Lahren is a sharp writer, although her sentences sometimes twist into Sarah Palinesque constructions where the second half of a sentence seems to have been spliced into the middle of the first. She appreciates a good zinger, and grins on set from her desk when it lands, like when she calls out Kaepernick for not being on the field much lately. The laughter is a soothing agent for the message. “Mostly I’m a smart-ass, and I enjoy making jokes,” she says. “People love to laugh.”
After recording the show, Lahren walks out of the soundstage and sits on a low couch in the main corridor. Her hands are ice-cold from the set. The show starts airing at 7 p.m. ET, shortly after it’s recorded, and the “Final Thoughts” clip goes up on Facebook. She grabs her phone to tweet it out, then reads the responses aloud with a certain grim satisfaction.
“I think Tomi Lahren is a dangerous racist and it honestly makes me so upset. Her wretched voice reaches so many ears.”
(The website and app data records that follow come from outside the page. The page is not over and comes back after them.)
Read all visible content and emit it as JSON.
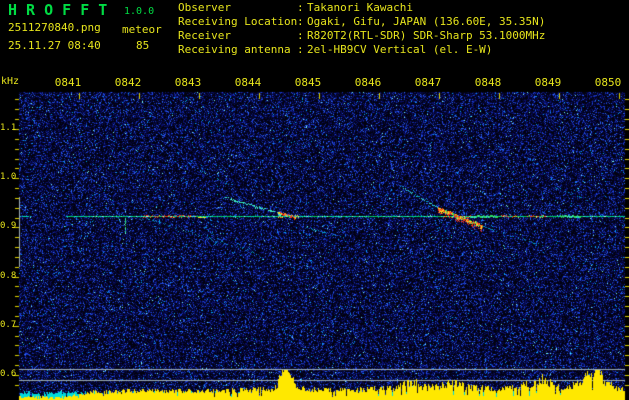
{
  "header": {
    "app_name": "H R O F F T",
    "app_version": "1.0.0",
    "file_name": "2511270840.png",
    "mode": "meteor",
    "datetime": "25.11.27 08:40",
    "count": "85",
    "colon": ":",
    "info_rows": [
      {
        "label": "Observer",
        "value": "Takanori Kawachi"
      },
      {
        "label": "Receiving Location",
        "value": "Ogaki, Gifu, JAPAN (136.60E, 35.35N)"
      },
      {
        "label": "Receiver",
        "value": "R820T2(RTL-SDR) SDR-Sharp 53.1000MHz"
      },
      {
        "label": "Receiving antenna",
        "value": "2el-HB9CV Vertical (el. E-W)"
      }
    ]
  },
  "chart_data": {
    "type": "heatmap",
    "subtype": "radio-meteor-spectrogram",
    "x_axis": {
      "tick_labels": [
        "0841",
        "0842",
        "0843",
        "0844",
        "0845",
        "0846",
        "0847",
        "0848",
        "0849",
        "0850"
      ],
      "start_time": "0840",
      "seconds_per_pixel": 1,
      "span_seconds": 606
    },
    "y_axis": {
      "unit": "kHz",
      "tick_labels": [
        "1.1",
        "1.0",
        "0.9",
        "0.8",
        "0.7",
        "0.6"
      ],
      "tick_values": [
        1.1,
        1.0,
        0.9,
        0.8,
        0.7,
        0.6
      ],
      "minor_tick_khz": 0.02,
      "range_khz": [
        0.575,
        1.175
      ]
    },
    "carrier_line": {
      "frequency_khz": 0.923,
      "t_start_s": 47,
      "t_end_s": 606,
      "lead_in": {
        "t0": 1,
        "t1": 11
      },
      "bright_segments": [
        {
          "t0": 124,
          "t1": 171,
          "style": "red"
        },
        {
          "t0": 171,
          "t1": 186,
          "style": "yellow"
        },
        {
          "t0": 259,
          "t1": 279,
          "style": "red"
        },
        {
          "t0": 424,
          "t1": 451,
          "style": "red"
        },
        {
          "t0": 451,
          "t1": 478,
          "style": "green"
        },
        {
          "t0": 481,
          "t1": 499,
          "style": "red"
        },
        {
          "t0": 508,
          "t1": 526,
          "style": "red"
        },
        {
          "t0": 541,
          "t1": 561,
          "style": "green"
        }
      ]
    },
    "echo_traces": [
      {
        "t0": 128,
        "f0": 0.919,
        "t1": 234,
        "f1": 0.85,
        "intensity": "faint"
      },
      {
        "t0": 184,
        "f0": 0.905,
        "t1": 203,
        "f1": 0.87,
        "intensity": "faint"
      },
      {
        "t0": 206,
        "f0": 0.962,
        "t1": 271,
        "f1": 0.923,
        "intensity": "bright"
      },
      {
        "t0": 259,
        "f0": 0.931,
        "t1": 276,
        "f1": 0.921,
        "intensity": "strong-red"
      },
      {
        "t0": 286,
        "f0": 0.901,
        "t1": 326,
        "f1": 0.878,
        "intensity": "faint"
      },
      {
        "t0": 181,
        "f0": 1.017,
        "t1": 209,
        "f1": 0.988,
        "intensity": "faint"
      },
      {
        "t0": 381,
        "f0": 0.984,
        "t1": 419,
        "f1": 0.939,
        "intensity": "medium"
      },
      {
        "t0": 419,
        "f0": 0.939,
        "t1": 463,
        "f1": 0.903,
        "intensity": "strong-blob"
      },
      {
        "t0": 463,
        "f0": 0.903,
        "t1": 529,
        "f1": 0.86,
        "intensity": "faint"
      },
      {
        "t0": 536,
        "f0": 0.98,
        "t1": 571,
        "f1": 0.956,
        "intensity": "faint"
      },
      {
        "t0": 106,
        "f0": 0.919,
        "t1": 106,
        "f1": 0.89,
        "intensity": "green-dash"
      }
    ],
    "reference_lines": {
      "vertical_khz": [
        0.962,
        0.82
      ],
      "horizontal_khz": [
        0.612,
        0.59
      ]
    },
    "level_bars": {
      "unit": "px",
      "max_height": 30,
      "control_points": [
        [
          0,
          3
        ],
        [
          45,
          3
        ],
        [
          58,
          5
        ],
        [
          75,
          8
        ],
        [
          120,
          9
        ],
        [
          200,
          9
        ],
        [
          240,
          10
        ],
        [
          256,
          12
        ],
        [
          262,
          24
        ],
        [
          267,
          29
        ],
        [
          272,
          20
        ],
        [
          282,
          12
        ],
        [
          300,
          10
        ],
        [
          330,
          10
        ],
        [
          370,
          11
        ],
        [
          388,
          16
        ],
        [
          395,
          19
        ],
        [
          402,
          14
        ],
        [
          415,
          12
        ],
        [
          428,
          16
        ],
        [
          435,
          20
        ],
        [
          442,
          15
        ],
        [
          455,
          12
        ],
        [
          475,
          11
        ],
        [
          495,
          13
        ],
        [
          512,
          16
        ],
        [
          523,
          21
        ],
        [
          532,
          16
        ],
        [
          540,
          13
        ],
        [
          552,
          14
        ],
        [
          562,
          18
        ],
        [
          570,
          24
        ],
        [
          578,
          28
        ],
        [
          585,
          20
        ],
        [
          592,
          14
        ],
        [
          600,
          12
        ],
        [
          606,
          11
        ]
      ]
    }
  },
  "colors": {
    "background": "#000000",
    "text_yellow": "#e6e41c",
    "text_green": "#00dd44",
    "axis_tick": "#ded400",
    "ref_gray": "#9fb0b8",
    "noise_palette": [
      "#020210",
      "#05073a",
      "#0a1070",
      "#1530ae",
      "#2048e8",
      "#2e6aff",
      "#00a8ff",
      "#7cffff"
    ],
    "carrier_colors": [
      "#00c85a",
      "#00e0b4",
      "#40ffd0",
      "#b4ffe8"
    ],
    "echo_cyan": "#00a4cc",
    "echo_faint": "#0878b0",
    "echo_bright": "#38e8c4",
    "strong_red": "#ff3010",
    "strong_orange": "#ff8830",
    "strong_yellow": "#ffe020",
    "strong_green": "#2ee060",
    "level_bar_yellow": "#ffe800",
    "level_bar_cyan": "#00dcdc"
  }
}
“Every time I see Tomi Lahren on my feed I want to vomit.”
“What do you know about being black and being in the hood?”
In the office atrium, Lahren looks more human than when she’s onscreen, clutching her cardigan tight around her shoulders, legs folded underneath her on the couch. Outside of work, she mostly hangs out at home with Grose and the producer’s younger sister, eating pigs in a blanket and watching The Real Housewives; she and her Marine ex-boyfriend broke up when she moved for the job. She doesn’t have time to go out that much anyway, unlike the Dallas “nerds” she describes partying every night on their parents’ money. She never had any of that, and anyway, she has a show to write.
Though she inflames controversy, Lahren says she’s most interested in dialogue. She laments not being invited to appear on liberal shows like The Young Turks. Open dialogue could help fix our country and bring out that silent, stable center, she says, if only we would let it happen. “Talking to each other about it. Saying, ‘Why do you have fear? Why do they have fear of you? Why are we not able to talk to each other as black and white people?’” Lahren says. “There’s fear on all sides.” Lahren sees the harassment as proof of her audience — “You can tell by the hate tweets that I reach everybody” — as well as evidence that the people who oppose her aren’t really listening.
But it doesn’t matter that dialogue isn’t forthcoming. Whether he gets elected or not, Donald Trump has created a model for anyone “bold enough to break out of the norm,” Lahren says. Despite the rumors of a Trump media organization emerging should he lose the election, Lahren’s priority is independence. “I wouldn’t join any news network unless it gave me the ultimate freedom and creative control,” she says. The strategy only makes sense: On the internet, there is no ABC News. There is no Fox News. There isn’t even TheBlaze. There’s just Tomi, speaking to the camera. Lahren is on contract with TheBlaze for one more year. After that, “I want to do more with digital. I want to have an outlet where no one tells me no,” she says. “I get more Facebook views each night than all of the Fox personalities combined, and my salary is crumbs compared to what they bank.”
Until then, Lahren is content to unleash her vision of the world and all that is wrong in it, regardless of who is watching or why they’re doing so.
“I’ll sit back and I’ll do my ‘Final Thoughts’ and millions of people watch them, and if you don’t have me on your show, that’s fine. I’ll get my word out,” she says. “I have no problem reaching my audience.”